◆ **Task statement**
Please print all of the records that follow with nothing altered.
Records for processing below:
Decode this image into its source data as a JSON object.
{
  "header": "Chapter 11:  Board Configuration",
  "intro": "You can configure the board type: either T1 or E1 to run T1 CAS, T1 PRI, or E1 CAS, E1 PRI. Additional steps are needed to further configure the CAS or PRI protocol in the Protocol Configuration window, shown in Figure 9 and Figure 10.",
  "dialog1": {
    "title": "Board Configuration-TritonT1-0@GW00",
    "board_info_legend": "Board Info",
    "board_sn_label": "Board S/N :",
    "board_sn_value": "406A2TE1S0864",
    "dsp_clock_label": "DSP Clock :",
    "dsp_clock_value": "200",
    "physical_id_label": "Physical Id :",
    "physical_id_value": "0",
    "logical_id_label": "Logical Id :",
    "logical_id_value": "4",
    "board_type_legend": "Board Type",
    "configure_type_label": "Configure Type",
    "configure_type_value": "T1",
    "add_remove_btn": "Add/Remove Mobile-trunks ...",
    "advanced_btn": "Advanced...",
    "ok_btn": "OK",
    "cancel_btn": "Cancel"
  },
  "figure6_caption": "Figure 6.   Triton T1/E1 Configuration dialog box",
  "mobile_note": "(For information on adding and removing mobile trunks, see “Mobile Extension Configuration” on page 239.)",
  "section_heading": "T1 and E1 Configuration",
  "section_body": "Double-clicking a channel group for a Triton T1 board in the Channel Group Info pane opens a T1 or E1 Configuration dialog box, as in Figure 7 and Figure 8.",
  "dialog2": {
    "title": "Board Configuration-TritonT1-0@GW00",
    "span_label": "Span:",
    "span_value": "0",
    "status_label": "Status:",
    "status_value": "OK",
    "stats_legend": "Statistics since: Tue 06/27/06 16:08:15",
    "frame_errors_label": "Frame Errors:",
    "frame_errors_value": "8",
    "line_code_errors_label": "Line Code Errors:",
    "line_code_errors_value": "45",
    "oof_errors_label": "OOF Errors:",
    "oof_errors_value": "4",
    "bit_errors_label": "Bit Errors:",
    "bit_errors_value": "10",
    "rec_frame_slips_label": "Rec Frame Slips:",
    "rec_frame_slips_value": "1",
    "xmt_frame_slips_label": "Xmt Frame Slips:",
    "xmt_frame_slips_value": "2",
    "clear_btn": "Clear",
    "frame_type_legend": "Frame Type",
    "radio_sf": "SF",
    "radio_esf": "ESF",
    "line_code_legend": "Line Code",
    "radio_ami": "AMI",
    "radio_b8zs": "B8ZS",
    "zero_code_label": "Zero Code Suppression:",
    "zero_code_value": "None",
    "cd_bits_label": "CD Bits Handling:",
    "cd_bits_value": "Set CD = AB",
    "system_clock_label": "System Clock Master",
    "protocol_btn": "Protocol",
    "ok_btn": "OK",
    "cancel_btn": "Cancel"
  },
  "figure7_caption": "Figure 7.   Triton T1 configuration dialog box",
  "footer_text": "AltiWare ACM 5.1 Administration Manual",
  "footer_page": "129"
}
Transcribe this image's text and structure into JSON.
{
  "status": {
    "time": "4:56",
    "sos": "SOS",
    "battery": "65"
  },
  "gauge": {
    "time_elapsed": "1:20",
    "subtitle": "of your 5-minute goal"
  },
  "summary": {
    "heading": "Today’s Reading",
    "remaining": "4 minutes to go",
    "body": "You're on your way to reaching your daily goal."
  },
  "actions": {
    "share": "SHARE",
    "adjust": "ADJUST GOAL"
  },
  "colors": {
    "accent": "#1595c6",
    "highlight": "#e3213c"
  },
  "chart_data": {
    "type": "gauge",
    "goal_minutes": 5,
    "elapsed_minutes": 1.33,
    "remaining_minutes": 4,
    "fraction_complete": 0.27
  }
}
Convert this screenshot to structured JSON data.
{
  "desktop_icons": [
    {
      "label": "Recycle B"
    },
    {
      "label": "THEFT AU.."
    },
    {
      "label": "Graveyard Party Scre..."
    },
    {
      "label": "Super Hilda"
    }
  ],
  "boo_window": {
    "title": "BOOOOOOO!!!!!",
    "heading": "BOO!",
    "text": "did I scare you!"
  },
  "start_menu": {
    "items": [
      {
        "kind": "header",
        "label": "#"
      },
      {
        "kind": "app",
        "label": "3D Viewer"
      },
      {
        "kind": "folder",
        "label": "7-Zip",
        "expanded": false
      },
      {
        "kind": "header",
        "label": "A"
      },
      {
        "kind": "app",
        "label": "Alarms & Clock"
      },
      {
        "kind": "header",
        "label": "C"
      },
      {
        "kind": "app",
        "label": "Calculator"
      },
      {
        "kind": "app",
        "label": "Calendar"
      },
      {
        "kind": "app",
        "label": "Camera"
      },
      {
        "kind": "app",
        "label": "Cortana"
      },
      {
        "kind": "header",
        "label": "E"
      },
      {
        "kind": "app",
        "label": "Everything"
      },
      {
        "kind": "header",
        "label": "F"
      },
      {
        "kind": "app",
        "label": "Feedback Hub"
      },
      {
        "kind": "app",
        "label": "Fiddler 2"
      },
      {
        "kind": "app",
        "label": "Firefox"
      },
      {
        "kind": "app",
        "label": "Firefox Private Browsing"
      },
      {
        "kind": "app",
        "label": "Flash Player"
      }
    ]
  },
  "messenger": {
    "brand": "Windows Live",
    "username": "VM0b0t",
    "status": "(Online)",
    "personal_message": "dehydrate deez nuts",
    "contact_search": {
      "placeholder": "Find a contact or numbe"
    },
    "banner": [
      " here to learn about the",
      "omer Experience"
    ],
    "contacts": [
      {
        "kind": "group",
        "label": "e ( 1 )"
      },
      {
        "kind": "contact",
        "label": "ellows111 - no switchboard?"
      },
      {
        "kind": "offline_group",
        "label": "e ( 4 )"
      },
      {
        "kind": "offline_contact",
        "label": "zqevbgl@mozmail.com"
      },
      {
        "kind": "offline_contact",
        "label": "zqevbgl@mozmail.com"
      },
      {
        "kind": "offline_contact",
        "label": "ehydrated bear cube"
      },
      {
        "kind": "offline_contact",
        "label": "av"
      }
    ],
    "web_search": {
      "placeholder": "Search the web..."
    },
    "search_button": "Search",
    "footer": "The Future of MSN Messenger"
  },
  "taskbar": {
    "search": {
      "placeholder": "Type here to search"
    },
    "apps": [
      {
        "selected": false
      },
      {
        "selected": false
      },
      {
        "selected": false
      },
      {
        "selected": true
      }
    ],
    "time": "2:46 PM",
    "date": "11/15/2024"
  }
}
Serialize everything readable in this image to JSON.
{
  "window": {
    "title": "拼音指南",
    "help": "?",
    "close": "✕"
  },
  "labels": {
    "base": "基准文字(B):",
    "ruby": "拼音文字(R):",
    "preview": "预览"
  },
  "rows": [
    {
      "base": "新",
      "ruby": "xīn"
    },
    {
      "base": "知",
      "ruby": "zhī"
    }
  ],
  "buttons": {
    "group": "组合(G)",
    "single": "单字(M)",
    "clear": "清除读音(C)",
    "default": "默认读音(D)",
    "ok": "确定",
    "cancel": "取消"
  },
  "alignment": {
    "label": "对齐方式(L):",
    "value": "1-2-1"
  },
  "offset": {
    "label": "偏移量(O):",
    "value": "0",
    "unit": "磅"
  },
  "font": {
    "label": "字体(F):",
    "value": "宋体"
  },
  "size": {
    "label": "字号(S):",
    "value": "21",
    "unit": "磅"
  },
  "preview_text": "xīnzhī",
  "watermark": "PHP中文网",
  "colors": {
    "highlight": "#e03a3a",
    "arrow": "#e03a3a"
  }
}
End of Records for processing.
◆ **Answer**
Decode this image into its source data as a JSON object.
{
  "header": "Chapter 11:  Board Configuration",
  "intro": "You can configure the board type: either T1 or E1 to run T1 CAS, T1 PRI, or E1 CAS, E1 PRI. Additional steps are needed to further configure the CAS or PRI protocol in the Protocol Configuration window, shown in Figure 9 and Figure 10.",
  "dialog1": {
    "title": "Board Configuration-TritonT1-0@GW00",
    "board_info_legend": "Board Info",
    "board_sn_label": "Board S/N :",
    "board_sn_value": "406A2TE1S0864",
    "dsp_clock_label": "DSP Clock :",
    "dsp_clock_value": "200",
    "physical_id_label": "Physical Id :",
    "physical_id_value": "0",
    "logical_id_label": "Logical Id :",
    "logical_id_value": "4",
    "board_type_legend": "Board Type",
    "configure_type_label": "Configure Type",
    "configure_type_value": "T1",
    "add_remove_btn": "Add/Remove Mobile-trunks ...",
    "advanced_btn": "Advanced...",
    "ok_btn": "OK",
    "cancel_btn": "Cancel"
  },
  "figure6_caption": "Figure 6.   Triton T1/E1 Configuration dialog box",
  "mobile_note": "(For information on adding and removing mobile trunks, see “Mobile Extension Configuration” on page 239.)",
  "section_heading": "T1 and E1 Configuration",
  "section_body": "Double-clicking a channel group for a Triton T1 board in the Channel Group Info pane opens a T1 or E1 Configuration dialog box, as in Figure 7 and Figure 8.",
  "dialog2": {
    "title": "Board Configuration-TritonT1-0@GW00",
    "span_label": "Span:",
    "span_value": "0",
    "status_label": "Status:",
    "status_value": "OK",
    "stats_legend": "Statistics since: Tue 06/27/06 16:08:15",
    "frame_errors_label": "Frame Errors:",
    "frame_errors_value": "8",
    "line_code_errors_label": "Line Code Errors:",
    "line_code_errors_value": "45",
    "oof_errors_label": "OOF Errors:",
    "oof_errors_value": "4",
    "bit_errors_label": "Bit Errors:",
    "bit_errors_value": "10",
    "rec_frame_slips_label": "Rec Frame Slips:",
    "rec_frame_slips_value": "1",
    "xmt_frame_slips_label": "Xmt Frame Slips:",
    "xmt_frame_slips_value": "2",
    "clear_btn": "Clear",
    "frame_type_legend": "Frame Type",
    "radio_sf": "SF",
    "radio_esf": "ESF",
    "line_code_legend": "Line Code",
    "radio_ami": "AMI",
    "radio_b8zs": "B8ZS",
    "zero_code_label": "Zero Code Suppression:",
    "zero_code_value": "None",
    "cd_bits_label": "CD Bits Handling:",
    "cd_bits_value": "Set CD = AB",
    "system_clock_label": "System Clock Master",
    "protocol_btn": "Protocol",
    "ok_btn": "OK",
    "cancel_btn": "Cancel"
  },
  "figure7_caption": "Figure 7.   Triton T1 configuration dialog box",
  "footer_text": "AltiWare ACM 5.1 Administration Manual",
  "footer_page": "129"
}
Transcribe this image's text and structure into JSON.
{
  "status": {
    "time": "4:56",
    "sos": "SOS",
    "battery": "65"
  },
  "gauge": {
    "time_elapsed": "1:20",
    "subtitle": "of your 5-minute goal"
  },
  "summary": {
    "heading": "Today’s Reading",
    "remaining": "4 minutes to go",
    "body": "You're on your way to reaching your daily goal."
  },
  "actions": {
    "share": "SHARE",
    "adjust": "ADJUST GOAL"
  },
  "colors": {
    "accent": "#1595c6",
    "highlight": "#e3213c"
  },
  "chart_data": {
    "type": "gauge",
    "goal_minutes": 5,
    "elapsed_minutes": 1.33,
    "remaining_minutes": 4,
    "fraction_complete": 0.27
  }
}
Convert this screenshot to structured JSON data.
{
  "desktop_icons": [
    {
      "label": "Recycle B"
    },
    {
      "label": "THEFT AU.."
    },
    {
      "label": "Graveyard Party Scre..."
    },
    {
      "label": "Super Hilda"
    }
  ],
  "boo_window": {
    "title": "BOOOOOOO!!!!!",
    "heading": "BOO!",
    "text": "did I scare you!"
  },
  "start_menu": {
    "items": [
      {
        "kind": "header",
        "label": "#"
      },
      {
        "kind": "app",
        "label": "3D Viewer"
      },
      {
        "kind": "folder",
        "label": "7-Zip",
        "expanded": false
      },
      {
        "kind": "header",
        "label": "A"
      },
      {
        "kind": "app",
        "label": "Alarms & Clock"
      },
      {
        "kind": "header",
        "label": "C"
      },
      {
        "kind": "app",
        "label": "Calculator"
      },
      {
        "kind": "app",
        "label": "Calendar"
      },
      {
        "kind": "app",
        "label": "Camera"
      },
      {
        "kind": "app",
        "label": "Cortana"
      },
      {
        "kind": "header",
        "label": "E"
      },
      {
        "kind": "app",
        "label": "Everything"
      },
      {
        "kind": "header",
        "label": "F"
      },
      {
        "kind": "app",
        "label": "Feedback Hub"
      },
      {
        "kind": "app",
        "label": "Fiddler 2"
      },
      {
        "kind": "app",
        "label": "Firefox"
      },
      {
        "kind": "app",
        "label": "Firefox Private Browsing"
      },
      {
        "kind": "app",
        "label": "Flash Player"
      }
    ]
  },
  "messenger": {
    "brand": "Windows Live",
    "username": "VM0b0t",
    "status": "(Online)",
    "personal_message": "dehydrate deez nuts",
    "contact_search": {
      "placeholder": "Find a contact or numbe"
    },
    "banner": [
      " here to learn about the",
      "omer Experience"
    ],
    "contacts": [
      {
        "kind": "group",
        "label": "e ( 1 )"
      },
      {
        "kind": "contact",
        "label": "ellows111 - no switchboard?"
      },
      {
        "kind": "offline_group",
        "label": "e ( 4 )"
      },
      {
        "kind": "offline_contact",
        "label": "zqevbgl@mozmail.com"
      },
      {
        "kind": "offline_contact",
        "label": "zqevbgl@mozmail.com"
      },
      {
        "kind": "offline_contact",
        "label": "ehydrated bear cube"
      },
      {
        "kind": "offline_contact",
        "label": "av"
      }
    ],
    "web_search": {
      "placeholder": "Search the web..."
    },
    "search_button": "Search",
    "footer": "The Future of MSN Messenger"
  },
  "taskbar": {
    "search": {
      "placeholder": "Type here to search"
    },
    "apps": [
      {
        "selected": false
      },
      {
        "selected": false
      },
      {
        "selected": false
      },
      {
        "selected": true
      }
    ],
    "time": "2:46 PM",
    "date": "11/15/2024"
  }
}
Serialize everything readable in this image to JSON.
{
  "window": {
    "title": "拼音指南",
    "help": "?",
    "close": "✕"
  },
  "labels": {
    "base": "基准文字(B):",
    "ruby": "拼音文字(R):",
    "preview": "预览"
  },
  "rows": [
    {
      "base": "新",
      "ruby": "xīn"
    },
    {
      "base": "知",
      "ruby": "zhī"
    }
  ],
  "buttons": {
    "group": "组合(G)",
    "single": "单字(M)",
    "clear": "清除读音(C)",
    "default": "默认读音(D)",
    "ok": "确定",
    "cancel": "取消"
  },
  "alignment": {
    "label": "对齐方式(L):",
    "value": "1-2-1"
  },
  "offset": {
    "label": "偏移量(O):",
    "value": "0",
    "unit": "磅"
  },
  "font": {
    "label": "字体(F):",
    "value": "宋体"
  },
  "size": {
    "label": "字号(S):",
    "value": "21",
    "unit": "磅"
  },
  "preview_text": "xīnzhī",
  "watermark": "PHP中文网",
  "colors": {
    "highlight": "#e03a3a",
    "arrow": "#e03a3a"
  }
}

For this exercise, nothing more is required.